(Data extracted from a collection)
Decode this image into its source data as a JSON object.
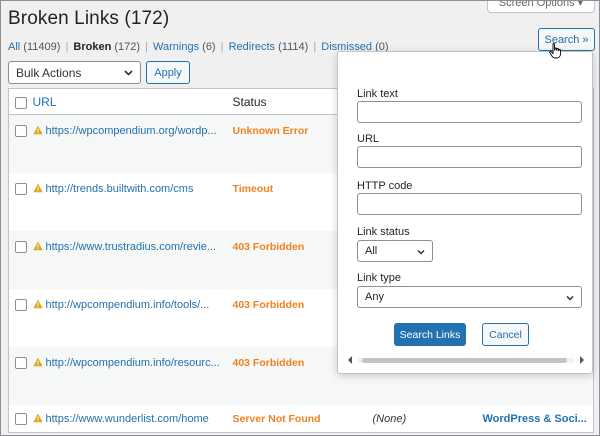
{
  "page": {
    "title": "Broken Links (172)",
    "screen_options": "Screen Options ▾"
  },
  "filters": [
    {
      "label": "All",
      "count": "(11409)"
    },
    {
      "label": "Broken",
      "count": "(172)"
    },
    {
      "label": "Warnings",
      "count": "(6)"
    },
    {
      "label": "Redirects",
      "count": "(1114)"
    },
    {
      "label": "Dismissed",
      "count": "(0)"
    }
  ],
  "toolbar": {
    "bulk_actions": "Bulk Actions",
    "apply": "Apply",
    "search": "Search »"
  },
  "table": {
    "headers": {
      "url": "URL",
      "status": "Status"
    },
    "rows": [
      {
        "url": "https://wpcompendium.org/wordp...",
        "status": "Unknown Error",
        "text": "",
        "source": ""
      },
      {
        "url": "http://trends.builtwith.com/cms",
        "status": "Timeout",
        "text": "",
        "source": ""
      },
      {
        "url": "https://www.trustradius.com/revie...",
        "status": "403 Forbidden",
        "text": "",
        "source": ""
      },
      {
        "url": "http://wpcompendium.info/tools/...",
        "status": "403 Forbidden",
        "text": "",
        "source": ""
      },
      {
        "url": "http://wpcompendium.info/resourc...",
        "status": "403 Forbidden",
        "text": "",
        "source": ""
      },
      {
        "url": "https://www.wunderlist.com/home",
        "status": "Server Not Found",
        "text": "(None)",
        "source": "WordPress & Soci..."
      }
    ]
  },
  "search_panel": {
    "link_text_label": "Link text",
    "link_text_value": "",
    "url_label": "URL",
    "url_value": "",
    "http_code_label": "HTTP code",
    "http_code_value": "",
    "link_status_label": "Link status",
    "link_status_value": "All",
    "link_type_label": "Link type",
    "link_type_value": "Any",
    "search_button": "Search Links",
    "cancel_button": "Cancel"
  },
  "colors": {
    "accent": "#2271b1",
    "status_error": "#f0821e",
    "warning_icon": "#dba617",
    "background": "#f0f0f1"
  }
}
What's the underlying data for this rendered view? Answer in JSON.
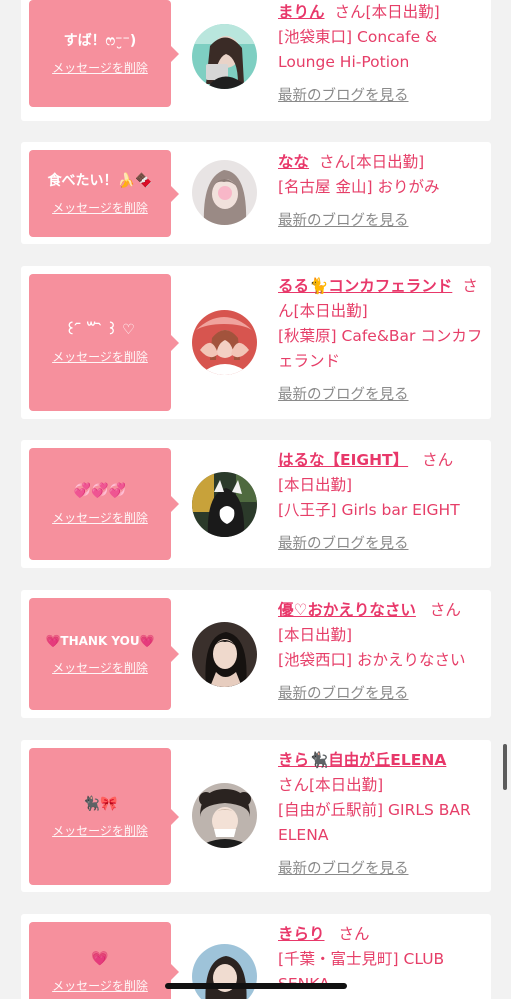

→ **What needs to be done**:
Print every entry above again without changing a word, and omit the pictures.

→ **Result of the task**:
Decode this image into its source data as a JSON object.
{
  "page": {
    "title": "Broken Links (172)",
    "screen_options": "Screen Options ▾"
  },
  "filters": [
    {
      "label": "All",
      "count": "(11409)"
    },
    {
      "label": "Broken",
      "count": "(172)"
    },
    {
      "label": "Warnings",
      "count": "(6)"
    },
    {
      "label": "Redirects",
      "count": "(1114)"
    },
    {
      "label": "Dismissed",
      "count": "(0)"
    }
  ],
  "toolbar": {
    "bulk_actions": "Bulk Actions",
    "apply": "Apply",
    "search": "Search »"
  },
  "table": {
    "headers": {
      "url": "URL",
      "status": "Status"
    },
    "rows": [
      {
        "url": "https://wpcompendium.org/wordp...",
        "status": "Unknown Error",
        "text": "",
        "source": ""
      },
      {
        "url": "http://trends.builtwith.com/cms",
        "status": "Timeout",
        "text": "",
        "source": ""
      },
      {
        "url": "https://www.trustradius.com/revie...",
        "status": "403 Forbidden",
        "text": "",
        "source": ""
      },
      {
        "url": "http://wpcompendium.info/tools/...",
        "status": "403 Forbidden",
        "text": "",
        "source": ""
      },
      {
        "url": "http://wpcompendium.info/resourc...",
        "status": "403 Forbidden",
        "text": "",
        "source": ""
      },
      {
        "url": "https://www.wunderlist.com/home",
        "status": "Server Not Found",
        "text": "(None)",
        "source": "WordPress & Soci..."
      }
    ]
  },
  "search_panel": {
    "link_text_label": "Link text",
    "link_text_value": "",
    "url_label": "URL",
    "url_value": "",
    "http_code_label": "HTTP code",
    "http_code_value": "",
    "link_status_label": "Link status",
    "link_status_value": "All",
    "link_type_label": "Link type",
    "link_type_value": "Any",
    "search_button": "Search Links",
    "cancel_button": "Cancel"
  },
  "colors": {
    "accent": "#2271b1",
    "status_error": "#f0821e",
    "warning_icon": "#dba617",
    "background": "#f0f0f1"
  }
}
What's the underlying data for this rendered view? Answer in JSON.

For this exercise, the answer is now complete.